That said Hearts enjoyed a great result last week, finally finding their goal scoring touch to bring an end to a nine game run without a victory. If the Paul Hartley story has not unsettled them too much they’ll be hoping to continue that form against Aberdeen today.
Make no mistake – the Hearts players still believe they are a top three side. Having Aberdeen above them will be an insult to their pride.
Expect a cracker. A draw, but a cracker.
Today’s other game of note is Falkirk against Hibs. Both teams suffered defeats last week but in very different ways.
Falkirk stuffed Aberdeen in the second half of the game at Pittodrie and should have had at least a draw.
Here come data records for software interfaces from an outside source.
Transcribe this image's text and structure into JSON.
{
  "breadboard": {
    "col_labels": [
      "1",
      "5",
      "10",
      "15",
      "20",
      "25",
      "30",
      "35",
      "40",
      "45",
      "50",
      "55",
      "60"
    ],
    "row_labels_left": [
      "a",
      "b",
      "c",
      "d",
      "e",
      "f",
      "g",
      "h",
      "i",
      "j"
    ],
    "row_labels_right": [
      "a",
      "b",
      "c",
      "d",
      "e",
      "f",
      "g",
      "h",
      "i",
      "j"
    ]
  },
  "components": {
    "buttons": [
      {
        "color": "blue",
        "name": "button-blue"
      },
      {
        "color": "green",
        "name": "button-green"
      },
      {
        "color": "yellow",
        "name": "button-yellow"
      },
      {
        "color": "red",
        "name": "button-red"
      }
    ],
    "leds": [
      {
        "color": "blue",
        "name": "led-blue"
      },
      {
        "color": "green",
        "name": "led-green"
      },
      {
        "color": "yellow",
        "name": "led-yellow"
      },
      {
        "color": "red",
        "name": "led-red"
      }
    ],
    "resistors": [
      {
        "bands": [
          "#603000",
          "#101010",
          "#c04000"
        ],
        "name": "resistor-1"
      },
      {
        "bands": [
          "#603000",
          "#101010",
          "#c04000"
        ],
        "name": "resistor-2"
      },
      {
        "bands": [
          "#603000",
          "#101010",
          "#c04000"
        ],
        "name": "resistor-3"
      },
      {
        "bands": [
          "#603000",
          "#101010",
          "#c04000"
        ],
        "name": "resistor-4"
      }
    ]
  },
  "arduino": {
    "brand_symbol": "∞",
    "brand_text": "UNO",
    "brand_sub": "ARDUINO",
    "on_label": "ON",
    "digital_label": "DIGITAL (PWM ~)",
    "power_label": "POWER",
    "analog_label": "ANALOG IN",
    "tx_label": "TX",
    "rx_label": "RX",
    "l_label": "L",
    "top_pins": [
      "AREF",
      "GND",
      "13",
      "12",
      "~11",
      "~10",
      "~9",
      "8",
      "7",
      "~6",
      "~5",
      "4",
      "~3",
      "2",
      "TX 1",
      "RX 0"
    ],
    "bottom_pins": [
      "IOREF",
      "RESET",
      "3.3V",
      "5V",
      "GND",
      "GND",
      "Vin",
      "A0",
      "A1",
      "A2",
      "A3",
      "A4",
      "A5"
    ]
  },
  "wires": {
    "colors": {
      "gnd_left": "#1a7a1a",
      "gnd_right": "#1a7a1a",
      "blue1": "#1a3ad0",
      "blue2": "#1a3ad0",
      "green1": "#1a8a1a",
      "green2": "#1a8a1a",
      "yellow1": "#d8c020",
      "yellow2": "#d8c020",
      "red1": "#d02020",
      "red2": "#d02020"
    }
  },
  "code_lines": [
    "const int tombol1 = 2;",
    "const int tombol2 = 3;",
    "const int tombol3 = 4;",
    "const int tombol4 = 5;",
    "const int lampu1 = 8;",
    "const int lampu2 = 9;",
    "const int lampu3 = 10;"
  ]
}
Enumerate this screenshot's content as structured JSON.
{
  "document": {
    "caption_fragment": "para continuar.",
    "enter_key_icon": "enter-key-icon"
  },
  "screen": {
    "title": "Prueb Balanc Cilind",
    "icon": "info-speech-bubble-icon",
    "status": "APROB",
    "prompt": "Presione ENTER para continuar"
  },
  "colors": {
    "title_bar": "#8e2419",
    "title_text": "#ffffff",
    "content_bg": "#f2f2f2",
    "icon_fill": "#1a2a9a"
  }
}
The best that can be said of Hibs’ trip to Ibrox is that at least they didn’t lose the second half.
So the two Johns will be looking for different reactions this afternoon. Hughes will ask for more of the same. Collins will ask Hibs to show that last week was an aberration
What we can be sure of is that both managers will ask their players to pass the ball and entertain. If Aberdeen and Hearts promises explosions, Falkirk and Hibs looks like being a treat for the purists.
And, if you want a prediction, I’ll go for Falkirk to pull off a shock and get a result.
If, in our world of sporting cliché, there can ever be a meaningless Old Firm match surely this Sunday’s encounter is a contender.
Whatever the result, Sunday is unlikely to tell us anything we don’t already know.
Celtic will still be unreachable at the top of the league: a Rangers win won’t change that. A victory for Paul Le Guen’s men will merely be further evidence of Celtic’s shortcomings. Gordon Strachan does not need to be beaten at Ibrox to know that his team is far from being the finished article.
If Celtic win it will simply be further proof that Rangers are a work in progress. Evidence, depending on your personal taste, of Le Guen’s inability to manage a decent team or of the continuing toils of a good manager trying to settle in
Celtic go into the game as favourites. Rangers have won two games in the past week but the Ibrox side seem only to turn corners in the hope of finding another dead end to run up.
The chances of the game being a spectacle – of football, of passion, of anything – are slim. This is a battle, despite their European progress, of two very average teams. So far this season Celtic have been slightly less average than Rangers. Don’t expect that to change on Sunday.